After graduating from the University of South California at the end of the Second World War, he came to Oxford via the American University in Cairo, and then on to Cambridge and ordination in the diocese of Ely.
As Fellow and Dean of Emmanuel College and University Lecturer in Divinity, Howard Root was one of those bright stars whom Alec Vidler, as editor of Soundings, drew together in 1966. Root’s essay, the first in the volume, was concerned with the current malaise in natural theology and its remedy. He argued that it was “time to begin all over again” against the criticism of A. J. Ayer and Logical Positivism, on the one hand, and Karl Barth, on the other. It was an eloquent essay.
E. L. Mascall attacked it for discarding much that was precious of the Christian past; but he admired its verve. Perhaps its most interesting aspect was Root’s conclusion that natural theology should be restored by the contemplation of modern literature and the work of contemporary artists who were “in touch with the springs of creative imagination”.
With such promise, he became Professor of Theology at Southampton University in 1966, immediately after the theological and ecumenical stimulation of the Second Vatican Council, where he was one of the Anglican Observers between 1963 and 1965, under Bishop John Moorman of Ripon.
While at Southampton, Root was also for a time a joint editor of The Journal of Theological Studies and a visiting professor at Louvain. Nevertheless, his time at Southampton was not of the easiest, as university cutbacks impinged.
Following from his observation of the Second Vatican Council came Root’s membership of the Anglican/Roman Catholic Joint Preparatory Commission, which reported to the Vatican and the Lambeth Conference of 1968 through its Malta report.
Root and Bishop Moorman contributed a significant paper, “Unity and Comprehensiveness”, to the Preparatory Commission. It concerned itself with problems of doctrinal continuity and development, establishing the meaning of definitions and the question of doctrinal boundaries — questions that have never been absent from the Anglican–Roman Catholic agenda since.
Meanwhile, Root had been invited to chair the Archbishop of Canterbury’s commission on marriage discipline, which eventually resulted in the 1971 report Marriage, Divorce and the Church. As the Bishop of Wakefield has remarked, this was the most theological of a series of reports, all of which suffered a similar fate of non-acceptance by a sufficient majority in the General Synod.
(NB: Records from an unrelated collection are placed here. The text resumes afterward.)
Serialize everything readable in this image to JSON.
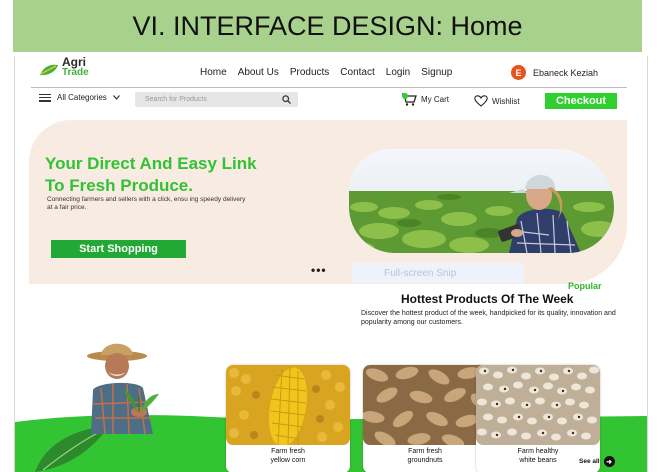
{
  "slide_title": "VI. INTERFACE DESIGN: Home",
  "logo": {
    "line1": "Agri",
    "line2": "Trade"
  },
  "nav": {
    "items": [
      "Home",
      "About Us",
      "Products",
      "Contact",
      "Login",
      "Signup"
    ]
  },
  "user": {
    "initial": "E",
    "name": "Ebaneck Keziah"
  },
  "toolbar": {
    "categories_label": "All Categories",
    "search_placeholder": "Search for Products",
    "cart_label": "My Cart",
    "wishlist_label": "Wishlist",
    "checkout_label": "Checkout"
  },
  "hero": {
    "headline_line1": "Your Direct And Easy Link",
    "headline_line2": "To Fresh Produce.",
    "subtext": "Connecting farmers and sellers with a click, ensu ing speedy delivery at a fair price.",
    "cta_label": "Start Shopping"
  },
  "overlay": {
    "dots": "•••",
    "snip_label": "Full-screen Snip"
  },
  "popular": {
    "eyebrow": "Popular",
    "title": "Hottest Products Of The Week",
    "description": "Discover the hottest product of the week, handpicked for its quality, innovation and popularity among our customers."
  },
  "products": [
    {
      "line1": "Farm fresh",
      "line2": "yellow corn"
    },
    {
      "line1": "Farm fresh",
      "line2": "groundnuts"
    },
    {
      "line1": "Farm healthy",
      "line2": "white beans"
    }
  ],
  "see_all_label": "See all",
  "colors": {
    "brand_green": "#2fcf2f",
    "banner_green": "#a9d18e",
    "hero_bg": "#f7ebe2",
    "avatar": "#e8521c"
  }
}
As Root was to note wryly, this left the Church of England (until recently) with the most rigorous theoretical marriage discipline of all Churches, and the most chaotic and undisciplined in practice.
Root became a member of the Anglican Roman Catholic International Commission (ARCIC-I) in 1970. In the few interstices between theological discussion, Howard would be found avidly working on the Times crossword with fellow members of the Commission. ARCIC-I completed its work in the Final Report (1981).
That year, he moved to Rome to be Director of the Anglican Centre and the Archbishop of Canterbury’s Counsellor on Vatican Affairs — the Archbishop’s representative in Rome. Wonderfully supported by his wife Celia, both domestically and administratively, Root’s work as an Anglican ambassador in the centre of the Roman Catholic Church’s structures was a ministry characterised by friendship, hospitality, and understanding.
Those who worked in the Pontifical Council for Christian Unity (formerly the Vatican Secretariat for Promoting Christian Unity) trusted him and held him in great esteem. But this was a difficult time for Anglican-Roman Catholic relations: the Congregation for the Doctrine of the Faith distanced itself from the ARCIC report, on the one hand, and the Anglican Communion ordained women priests and eventually bishops, on the other. Root, though theoretically in favour of the ordination of women, did not believe that the time was right.
Equally, the Anglican Consultative Council was to indicate increasingly that the Communion as such would no longer support the Centre financially. Difficulty of access to the Centre was also a serious problem, to be overcome only in more recent years. Friendships in the Gregorian University, where he was a visiting professor, and the Angelicum compensated.
In retirement in Winchester, Root, ever supported by Celia, retained his gentle openness and friendship to all, despite illness. But there must be a sadness that things that might have been never came to pass. His memory will be cherished with affection.